*WHAT YOU WILL DO*.
Should a line in the entries below contain "text", return that line.

*DATA FOR THIS EXERCISE*.
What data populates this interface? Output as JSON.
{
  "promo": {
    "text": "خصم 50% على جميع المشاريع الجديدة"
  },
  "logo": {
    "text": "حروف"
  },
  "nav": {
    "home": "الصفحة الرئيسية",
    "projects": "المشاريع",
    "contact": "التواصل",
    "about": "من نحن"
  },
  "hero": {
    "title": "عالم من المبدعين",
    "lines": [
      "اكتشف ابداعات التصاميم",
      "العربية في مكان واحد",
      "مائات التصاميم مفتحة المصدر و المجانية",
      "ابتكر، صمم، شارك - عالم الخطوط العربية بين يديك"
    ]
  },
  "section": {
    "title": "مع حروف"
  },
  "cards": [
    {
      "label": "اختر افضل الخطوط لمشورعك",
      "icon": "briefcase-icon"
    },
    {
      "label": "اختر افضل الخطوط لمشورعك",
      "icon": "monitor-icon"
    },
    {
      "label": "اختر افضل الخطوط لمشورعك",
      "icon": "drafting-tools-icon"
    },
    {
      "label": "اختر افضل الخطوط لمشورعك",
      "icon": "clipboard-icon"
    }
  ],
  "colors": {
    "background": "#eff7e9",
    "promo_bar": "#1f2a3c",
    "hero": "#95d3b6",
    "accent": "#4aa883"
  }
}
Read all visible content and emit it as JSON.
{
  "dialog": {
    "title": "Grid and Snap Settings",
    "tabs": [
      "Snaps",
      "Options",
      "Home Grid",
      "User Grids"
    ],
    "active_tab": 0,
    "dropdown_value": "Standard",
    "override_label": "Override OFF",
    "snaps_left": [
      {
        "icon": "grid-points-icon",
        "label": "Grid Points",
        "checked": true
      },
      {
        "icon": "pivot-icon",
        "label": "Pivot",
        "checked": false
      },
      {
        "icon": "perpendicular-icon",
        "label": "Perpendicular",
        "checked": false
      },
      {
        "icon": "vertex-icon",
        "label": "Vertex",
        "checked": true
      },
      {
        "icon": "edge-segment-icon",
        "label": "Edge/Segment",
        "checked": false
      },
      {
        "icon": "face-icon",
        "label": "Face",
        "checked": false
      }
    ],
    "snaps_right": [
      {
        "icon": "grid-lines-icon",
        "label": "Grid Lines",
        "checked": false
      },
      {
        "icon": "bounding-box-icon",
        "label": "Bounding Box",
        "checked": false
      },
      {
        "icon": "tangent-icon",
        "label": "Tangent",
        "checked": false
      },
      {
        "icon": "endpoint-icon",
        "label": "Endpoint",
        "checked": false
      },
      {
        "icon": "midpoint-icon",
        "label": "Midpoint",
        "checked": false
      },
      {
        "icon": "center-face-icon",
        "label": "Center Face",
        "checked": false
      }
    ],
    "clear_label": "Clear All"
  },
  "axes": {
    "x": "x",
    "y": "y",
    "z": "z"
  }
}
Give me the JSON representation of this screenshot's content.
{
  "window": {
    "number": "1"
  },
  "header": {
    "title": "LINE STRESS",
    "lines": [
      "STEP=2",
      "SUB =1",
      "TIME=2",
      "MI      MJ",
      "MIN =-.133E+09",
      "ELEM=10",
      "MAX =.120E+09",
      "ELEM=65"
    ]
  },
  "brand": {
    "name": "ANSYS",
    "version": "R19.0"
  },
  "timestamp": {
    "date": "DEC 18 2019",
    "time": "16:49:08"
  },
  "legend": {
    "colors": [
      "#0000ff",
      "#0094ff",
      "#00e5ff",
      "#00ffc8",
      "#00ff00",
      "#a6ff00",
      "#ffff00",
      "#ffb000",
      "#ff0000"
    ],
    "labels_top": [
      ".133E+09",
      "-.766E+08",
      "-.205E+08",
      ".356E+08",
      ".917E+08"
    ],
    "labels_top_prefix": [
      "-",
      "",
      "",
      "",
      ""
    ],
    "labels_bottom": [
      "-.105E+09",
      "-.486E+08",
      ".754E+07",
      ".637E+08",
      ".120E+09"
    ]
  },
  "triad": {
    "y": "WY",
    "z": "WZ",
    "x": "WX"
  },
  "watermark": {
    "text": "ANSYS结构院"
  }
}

*TASK OUTPUT*.
    "text": "خصم 50% على جميع المشاريع الجديدة"
    "text": "حروف"
    "text": "ANSYS结构院"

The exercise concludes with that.